Work order:
Using the data below, show every line where the word "Devices" occurs.

Material for the task:

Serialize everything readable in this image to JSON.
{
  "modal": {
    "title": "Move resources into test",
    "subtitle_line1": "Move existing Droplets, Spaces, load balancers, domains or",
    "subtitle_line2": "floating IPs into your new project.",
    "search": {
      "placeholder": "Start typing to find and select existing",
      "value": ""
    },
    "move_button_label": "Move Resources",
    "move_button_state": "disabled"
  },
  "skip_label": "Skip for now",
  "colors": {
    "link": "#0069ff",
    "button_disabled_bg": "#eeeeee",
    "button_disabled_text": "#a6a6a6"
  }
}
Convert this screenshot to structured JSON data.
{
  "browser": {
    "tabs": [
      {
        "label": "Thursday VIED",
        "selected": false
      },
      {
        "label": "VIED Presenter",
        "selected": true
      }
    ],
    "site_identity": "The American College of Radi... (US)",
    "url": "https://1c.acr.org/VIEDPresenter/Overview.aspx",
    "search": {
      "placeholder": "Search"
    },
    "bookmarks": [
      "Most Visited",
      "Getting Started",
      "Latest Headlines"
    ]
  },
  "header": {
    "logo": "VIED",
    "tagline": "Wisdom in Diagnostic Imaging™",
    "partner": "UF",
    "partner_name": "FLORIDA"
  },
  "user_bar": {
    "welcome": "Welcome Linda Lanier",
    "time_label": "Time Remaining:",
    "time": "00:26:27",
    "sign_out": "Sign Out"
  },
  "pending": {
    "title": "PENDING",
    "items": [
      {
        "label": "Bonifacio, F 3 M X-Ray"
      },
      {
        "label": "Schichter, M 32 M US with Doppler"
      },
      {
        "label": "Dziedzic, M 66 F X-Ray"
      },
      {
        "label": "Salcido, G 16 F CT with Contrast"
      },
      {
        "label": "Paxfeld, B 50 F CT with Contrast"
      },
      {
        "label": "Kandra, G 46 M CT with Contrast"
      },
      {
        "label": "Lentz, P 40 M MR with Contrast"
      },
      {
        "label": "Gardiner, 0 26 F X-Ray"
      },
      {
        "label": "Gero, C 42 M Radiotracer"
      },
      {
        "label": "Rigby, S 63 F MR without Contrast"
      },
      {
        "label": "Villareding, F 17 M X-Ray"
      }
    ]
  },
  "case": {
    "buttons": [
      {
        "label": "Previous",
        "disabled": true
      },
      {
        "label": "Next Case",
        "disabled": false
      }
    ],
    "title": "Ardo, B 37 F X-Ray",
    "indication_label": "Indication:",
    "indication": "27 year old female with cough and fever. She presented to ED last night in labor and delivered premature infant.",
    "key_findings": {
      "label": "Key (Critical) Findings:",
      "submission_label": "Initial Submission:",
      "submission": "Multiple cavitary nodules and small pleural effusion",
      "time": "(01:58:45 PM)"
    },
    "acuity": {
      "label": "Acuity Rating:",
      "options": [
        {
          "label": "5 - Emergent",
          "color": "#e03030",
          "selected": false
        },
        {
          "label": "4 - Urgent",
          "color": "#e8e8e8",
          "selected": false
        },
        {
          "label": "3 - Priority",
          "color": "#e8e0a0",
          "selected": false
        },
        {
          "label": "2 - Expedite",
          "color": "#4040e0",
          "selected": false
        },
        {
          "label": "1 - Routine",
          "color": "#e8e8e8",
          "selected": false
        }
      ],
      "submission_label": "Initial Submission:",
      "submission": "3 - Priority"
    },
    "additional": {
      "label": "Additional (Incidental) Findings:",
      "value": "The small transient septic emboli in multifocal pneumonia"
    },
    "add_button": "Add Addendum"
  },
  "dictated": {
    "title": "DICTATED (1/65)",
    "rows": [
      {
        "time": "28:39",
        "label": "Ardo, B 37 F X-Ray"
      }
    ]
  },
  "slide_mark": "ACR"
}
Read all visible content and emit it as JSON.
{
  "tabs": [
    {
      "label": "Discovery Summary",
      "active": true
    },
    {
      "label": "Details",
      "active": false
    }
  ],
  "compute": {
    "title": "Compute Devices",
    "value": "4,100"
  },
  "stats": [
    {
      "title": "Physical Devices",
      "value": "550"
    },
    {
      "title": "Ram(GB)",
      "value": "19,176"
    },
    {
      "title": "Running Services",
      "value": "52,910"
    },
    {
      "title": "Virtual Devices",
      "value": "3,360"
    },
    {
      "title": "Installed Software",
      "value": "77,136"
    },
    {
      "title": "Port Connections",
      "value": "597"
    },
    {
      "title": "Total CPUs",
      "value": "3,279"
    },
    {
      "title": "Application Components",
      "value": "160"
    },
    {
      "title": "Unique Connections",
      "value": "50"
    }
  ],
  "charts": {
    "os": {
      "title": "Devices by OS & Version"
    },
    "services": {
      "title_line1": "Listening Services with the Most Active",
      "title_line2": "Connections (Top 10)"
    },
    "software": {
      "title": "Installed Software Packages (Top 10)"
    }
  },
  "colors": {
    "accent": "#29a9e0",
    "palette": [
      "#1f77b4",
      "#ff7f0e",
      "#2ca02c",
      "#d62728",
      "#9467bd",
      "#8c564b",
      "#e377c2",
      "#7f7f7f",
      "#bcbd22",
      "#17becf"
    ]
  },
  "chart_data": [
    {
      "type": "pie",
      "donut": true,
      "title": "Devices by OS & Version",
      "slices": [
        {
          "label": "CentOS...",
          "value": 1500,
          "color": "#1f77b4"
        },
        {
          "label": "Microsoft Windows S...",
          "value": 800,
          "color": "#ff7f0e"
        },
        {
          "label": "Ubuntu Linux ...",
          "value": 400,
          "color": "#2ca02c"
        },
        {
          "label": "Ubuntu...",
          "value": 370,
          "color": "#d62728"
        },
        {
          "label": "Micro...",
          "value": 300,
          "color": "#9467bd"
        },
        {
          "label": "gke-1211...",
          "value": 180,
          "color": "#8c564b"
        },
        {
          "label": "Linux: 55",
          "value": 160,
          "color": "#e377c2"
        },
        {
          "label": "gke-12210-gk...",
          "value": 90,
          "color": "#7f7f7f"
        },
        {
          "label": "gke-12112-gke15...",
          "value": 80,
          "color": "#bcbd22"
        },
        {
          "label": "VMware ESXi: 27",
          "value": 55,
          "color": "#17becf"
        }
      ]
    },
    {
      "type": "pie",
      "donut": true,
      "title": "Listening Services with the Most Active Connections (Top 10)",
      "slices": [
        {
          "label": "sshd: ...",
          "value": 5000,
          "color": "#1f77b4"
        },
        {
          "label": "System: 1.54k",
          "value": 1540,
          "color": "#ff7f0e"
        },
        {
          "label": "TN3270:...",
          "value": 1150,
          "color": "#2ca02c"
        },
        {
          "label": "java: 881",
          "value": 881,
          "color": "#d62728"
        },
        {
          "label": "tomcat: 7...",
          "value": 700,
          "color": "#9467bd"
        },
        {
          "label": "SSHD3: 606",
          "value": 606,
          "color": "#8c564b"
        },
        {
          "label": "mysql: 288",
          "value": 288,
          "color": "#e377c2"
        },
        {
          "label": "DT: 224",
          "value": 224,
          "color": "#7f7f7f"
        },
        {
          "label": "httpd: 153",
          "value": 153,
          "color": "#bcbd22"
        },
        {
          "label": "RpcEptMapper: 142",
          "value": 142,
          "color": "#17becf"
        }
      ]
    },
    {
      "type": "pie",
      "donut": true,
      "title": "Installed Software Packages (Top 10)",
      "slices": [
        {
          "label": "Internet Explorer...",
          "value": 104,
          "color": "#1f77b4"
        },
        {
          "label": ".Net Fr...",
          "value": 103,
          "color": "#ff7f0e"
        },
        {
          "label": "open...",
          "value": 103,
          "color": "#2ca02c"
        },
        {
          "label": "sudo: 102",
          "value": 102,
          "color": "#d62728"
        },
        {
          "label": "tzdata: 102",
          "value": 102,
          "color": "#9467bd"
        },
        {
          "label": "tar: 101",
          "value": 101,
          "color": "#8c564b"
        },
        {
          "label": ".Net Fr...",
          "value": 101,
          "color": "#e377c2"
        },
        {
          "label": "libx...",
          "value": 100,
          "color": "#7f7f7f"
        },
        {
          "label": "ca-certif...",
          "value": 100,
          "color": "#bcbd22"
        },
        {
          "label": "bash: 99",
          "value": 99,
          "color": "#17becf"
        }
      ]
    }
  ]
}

Answer for the task:
    "title": "Compute Devices",
      "title": "Physical Devices",
      "title": "Virtual Devices",
      "title": "Devices by OS & Version"
      "title": "Devices by OS & Version",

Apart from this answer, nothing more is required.